Brian grew old and weary, his beard grew cracked and rusted, and his face grew beautifully affected by the sun that shone above him, you could see every smile he ever bore. Regardless of his age, every day Brian took care of his oranges, his oranges took care of him. The trees rustled in the breeze atop Brian’s steep hill, he sat to rest beneath his oranges and let out his final breath, tranquil and harmonious. The oranges fell on top of him, smothering him in what seemed to be a sublime, citrusy expression of love. The trees grew and wrapped their hard roots around him in a tight embrace, never letting go. The seasons rolled over, the years passed by, but Brian never left his oranges, and his oranges never left him.

16/11/21: Indira Gandhi: A Modern Day Caesar

After studying both Ancient history and Modern history for the last two year, clear comparisons can be made in the course of history, Cicero puts it best saying "We learn nothing from history except that we learn nothing from history", but one place I didn't expect to draw comparison was with the presidency of Indira Gandhi in India and Caesar's rise to prominence and dictatorship; although it's not a play by play of Caesar's actions and life choices; Indira had a similar type of family background and employed similar methods to maintain power. Both figures were even assassinated by the people they work with. How fun!

Caesar and Gandhi both came from very political families, in fact, both families had been involved in the creation and myth of their respective "republics". Caesar's family was highly political, his aunt even married the great general Marius who fought the first civil war - setting the precedent for Caesar's own career. Gandhi on the other hand, had a much shorter political lineage due to the short lifespan of Independant India her father had helped create, despite this, the point remains; Nehru's involvement in the independance movement in India and his prime ministership that followed left Indira in a highly politically involved family.

A main point of difference between the two is found in their respective rises to power. Caesar went through all sorts of rings before ultimately becoming dictator; he formed the First Triumvirate, Conquered Gaul, and fought a Civil War. Indira Gandhi on the other hand, came to power more easily after the death of her father, their was a brief period where power was held by some other guy, but only about a year after her father's death, Indira secured the power of the Natinoal Congress Party fairly trouble free.

During the period of Emergency in Inida, Indira's methods do appear to resemble Caesar's. In declaring a state of emergency, Gandhi was able to maintain absolute control over her state as Caesar did when the Senate made him dictator for a similar reason.
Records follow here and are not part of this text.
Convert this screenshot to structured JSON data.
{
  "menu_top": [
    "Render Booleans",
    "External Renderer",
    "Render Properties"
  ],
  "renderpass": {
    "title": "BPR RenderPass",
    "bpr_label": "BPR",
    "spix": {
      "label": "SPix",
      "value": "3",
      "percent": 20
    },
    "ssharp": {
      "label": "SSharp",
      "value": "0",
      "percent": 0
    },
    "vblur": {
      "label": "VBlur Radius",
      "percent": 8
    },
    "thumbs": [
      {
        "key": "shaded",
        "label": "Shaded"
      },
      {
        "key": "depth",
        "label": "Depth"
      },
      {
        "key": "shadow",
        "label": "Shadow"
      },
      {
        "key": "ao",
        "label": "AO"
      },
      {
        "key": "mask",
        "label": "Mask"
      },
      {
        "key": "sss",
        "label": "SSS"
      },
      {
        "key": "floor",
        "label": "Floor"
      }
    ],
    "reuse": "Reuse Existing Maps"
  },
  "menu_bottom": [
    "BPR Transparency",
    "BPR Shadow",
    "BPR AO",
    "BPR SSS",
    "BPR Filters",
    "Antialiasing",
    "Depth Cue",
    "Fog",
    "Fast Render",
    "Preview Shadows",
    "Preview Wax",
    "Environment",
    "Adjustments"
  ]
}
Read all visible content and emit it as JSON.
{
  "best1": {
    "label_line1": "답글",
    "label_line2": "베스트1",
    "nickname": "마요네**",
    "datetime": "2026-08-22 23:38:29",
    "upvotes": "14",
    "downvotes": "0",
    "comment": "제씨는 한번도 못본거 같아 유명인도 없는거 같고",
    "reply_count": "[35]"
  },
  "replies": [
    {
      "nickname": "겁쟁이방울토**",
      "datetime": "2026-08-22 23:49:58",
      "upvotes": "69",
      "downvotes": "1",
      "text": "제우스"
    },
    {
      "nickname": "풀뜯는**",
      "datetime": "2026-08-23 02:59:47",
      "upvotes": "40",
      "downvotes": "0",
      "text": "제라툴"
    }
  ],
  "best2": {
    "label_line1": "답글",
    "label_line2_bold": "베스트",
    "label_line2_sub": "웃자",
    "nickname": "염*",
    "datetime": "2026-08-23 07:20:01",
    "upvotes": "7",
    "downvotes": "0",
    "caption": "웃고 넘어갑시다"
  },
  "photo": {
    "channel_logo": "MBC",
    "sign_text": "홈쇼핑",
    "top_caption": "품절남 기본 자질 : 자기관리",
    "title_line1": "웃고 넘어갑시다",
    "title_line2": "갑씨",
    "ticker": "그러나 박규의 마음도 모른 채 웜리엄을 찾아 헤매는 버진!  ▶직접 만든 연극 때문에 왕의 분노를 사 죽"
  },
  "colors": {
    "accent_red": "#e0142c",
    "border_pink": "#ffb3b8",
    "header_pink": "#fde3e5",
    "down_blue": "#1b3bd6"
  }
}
Gandhi proposed the civil unrest at the time with all the strikes and whatnot going on made it vital they maintain a stable government. Caesar was inducted as dictator a first time for very similar reasons, unstable government, and unstable people. Both political systems even had one or two single people who could enforce this decree of emergency/dictatorship. Gandhi sought the approval from the President who had power to declare emergency and VETO powers, and Caesar often conspired with the tribunes who had VETO powers too to get what he wanted.

In their style of governence, Caesar and Gandhi are incredibly similar in the way they maintain control and favour from the public. Both figures took a "benevolent dictator" approach. While maintaining absolute power which was basically unchallengable, they were increadibly kind and did lots of nice things for the people they were in charge of. Caesar was a known patrician (party of the people rather than Optimates who worked for the rich) and his reforms as dictator reflected this;

19/11/21: BookTok: The Aestheticisation of Books and reading to Consume

November 2021 October 2021 Year 12 Goofy fun stuff